TASK DIRECTIONS - Report every line in the listing that contains the string "icon".

SOURCE INFORMATION -
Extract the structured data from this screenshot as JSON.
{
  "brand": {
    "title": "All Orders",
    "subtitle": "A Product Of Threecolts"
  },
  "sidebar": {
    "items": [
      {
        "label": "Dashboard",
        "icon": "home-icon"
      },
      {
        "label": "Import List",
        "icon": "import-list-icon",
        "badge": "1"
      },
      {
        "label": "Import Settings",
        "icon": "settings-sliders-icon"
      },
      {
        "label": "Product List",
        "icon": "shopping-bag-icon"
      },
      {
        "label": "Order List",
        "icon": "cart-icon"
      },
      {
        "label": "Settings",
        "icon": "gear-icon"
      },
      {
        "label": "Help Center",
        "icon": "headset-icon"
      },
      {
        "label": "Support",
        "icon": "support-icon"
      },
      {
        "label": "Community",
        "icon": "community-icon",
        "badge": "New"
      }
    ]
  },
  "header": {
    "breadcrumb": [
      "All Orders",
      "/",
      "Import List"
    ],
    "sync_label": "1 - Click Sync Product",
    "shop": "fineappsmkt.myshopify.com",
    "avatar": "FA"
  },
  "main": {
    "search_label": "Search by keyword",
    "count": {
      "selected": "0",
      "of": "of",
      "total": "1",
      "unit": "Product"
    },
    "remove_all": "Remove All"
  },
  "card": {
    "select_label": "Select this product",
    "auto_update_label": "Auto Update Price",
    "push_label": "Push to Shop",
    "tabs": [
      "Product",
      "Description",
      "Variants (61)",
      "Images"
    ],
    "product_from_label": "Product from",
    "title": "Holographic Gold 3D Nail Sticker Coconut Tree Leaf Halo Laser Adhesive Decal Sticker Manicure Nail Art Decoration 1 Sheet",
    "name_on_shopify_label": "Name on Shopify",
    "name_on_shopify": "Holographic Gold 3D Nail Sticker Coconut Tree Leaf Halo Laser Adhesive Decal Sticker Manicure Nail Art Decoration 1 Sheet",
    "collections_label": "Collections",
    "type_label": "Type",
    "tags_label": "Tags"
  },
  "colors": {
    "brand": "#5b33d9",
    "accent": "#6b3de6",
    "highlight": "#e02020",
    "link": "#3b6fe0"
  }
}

EXERCISE RESULT -
        "icon": "home-icon"
        "icon": "import-list-icon",
        "icon": "settings-sliders-icon"
        "icon": "shopping-bag-icon"
        "icon": "cart-icon"
        "icon": "gear-icon"
        "icon": "headset-icon"
        "icon": "support-icon"
        "icon": "community-icon",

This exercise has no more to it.